> _The input_:
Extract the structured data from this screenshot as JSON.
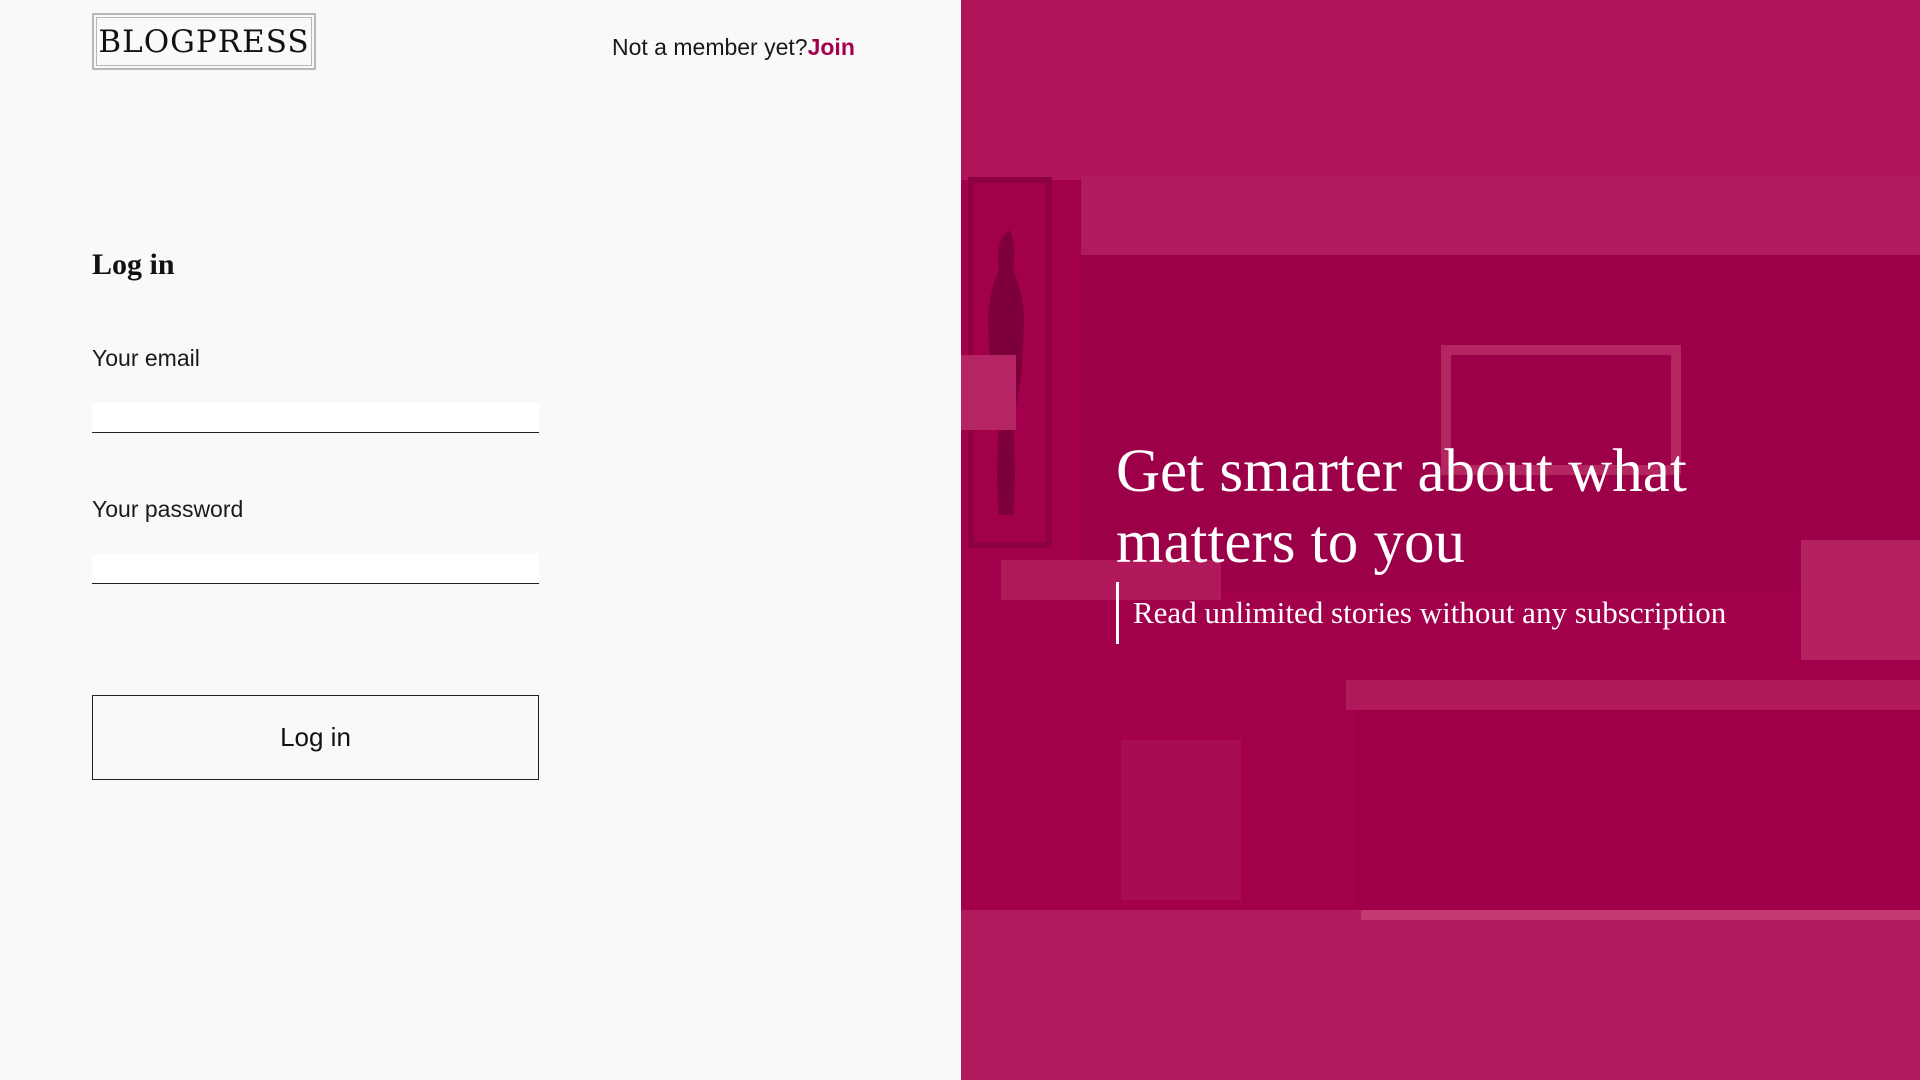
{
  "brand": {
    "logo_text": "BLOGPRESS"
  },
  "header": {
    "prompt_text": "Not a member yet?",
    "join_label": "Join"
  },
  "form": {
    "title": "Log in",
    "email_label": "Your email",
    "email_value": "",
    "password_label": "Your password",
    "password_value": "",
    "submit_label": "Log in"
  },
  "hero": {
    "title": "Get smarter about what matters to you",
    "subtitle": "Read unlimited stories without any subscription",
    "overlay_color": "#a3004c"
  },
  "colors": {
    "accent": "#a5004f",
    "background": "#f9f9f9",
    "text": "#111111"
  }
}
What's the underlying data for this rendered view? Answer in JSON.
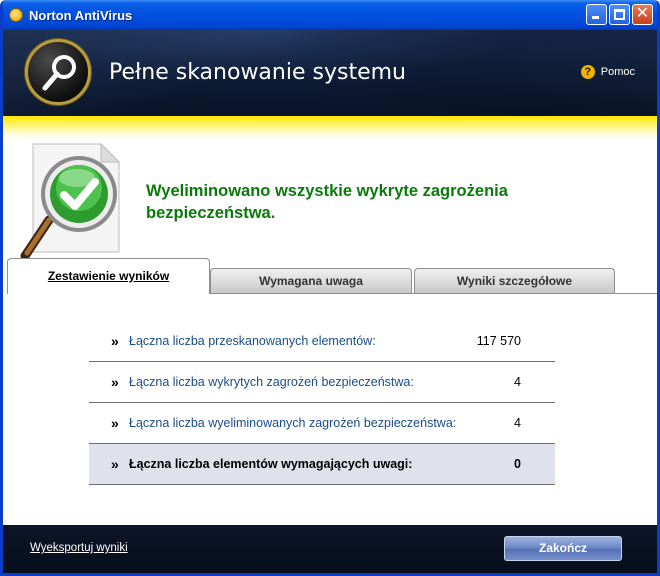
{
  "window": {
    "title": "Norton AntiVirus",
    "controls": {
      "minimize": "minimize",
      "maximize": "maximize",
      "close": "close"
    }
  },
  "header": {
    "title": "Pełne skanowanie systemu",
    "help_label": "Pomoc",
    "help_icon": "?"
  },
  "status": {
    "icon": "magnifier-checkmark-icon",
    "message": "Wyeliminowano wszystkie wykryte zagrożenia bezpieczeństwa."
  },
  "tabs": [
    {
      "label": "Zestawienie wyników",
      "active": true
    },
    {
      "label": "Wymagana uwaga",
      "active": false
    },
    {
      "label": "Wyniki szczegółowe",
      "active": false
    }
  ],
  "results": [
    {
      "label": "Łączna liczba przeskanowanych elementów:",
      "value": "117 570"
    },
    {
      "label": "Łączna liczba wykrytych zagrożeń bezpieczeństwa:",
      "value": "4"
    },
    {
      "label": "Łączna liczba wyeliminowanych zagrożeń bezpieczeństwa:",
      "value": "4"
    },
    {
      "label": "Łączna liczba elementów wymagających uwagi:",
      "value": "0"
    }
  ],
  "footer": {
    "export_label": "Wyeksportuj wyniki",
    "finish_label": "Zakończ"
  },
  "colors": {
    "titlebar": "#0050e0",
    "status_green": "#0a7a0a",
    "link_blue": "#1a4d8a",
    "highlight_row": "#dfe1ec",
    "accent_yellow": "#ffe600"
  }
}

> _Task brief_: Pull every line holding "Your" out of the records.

> _Response_:
    "email_label": "Your email",
    "password_label": "Your password",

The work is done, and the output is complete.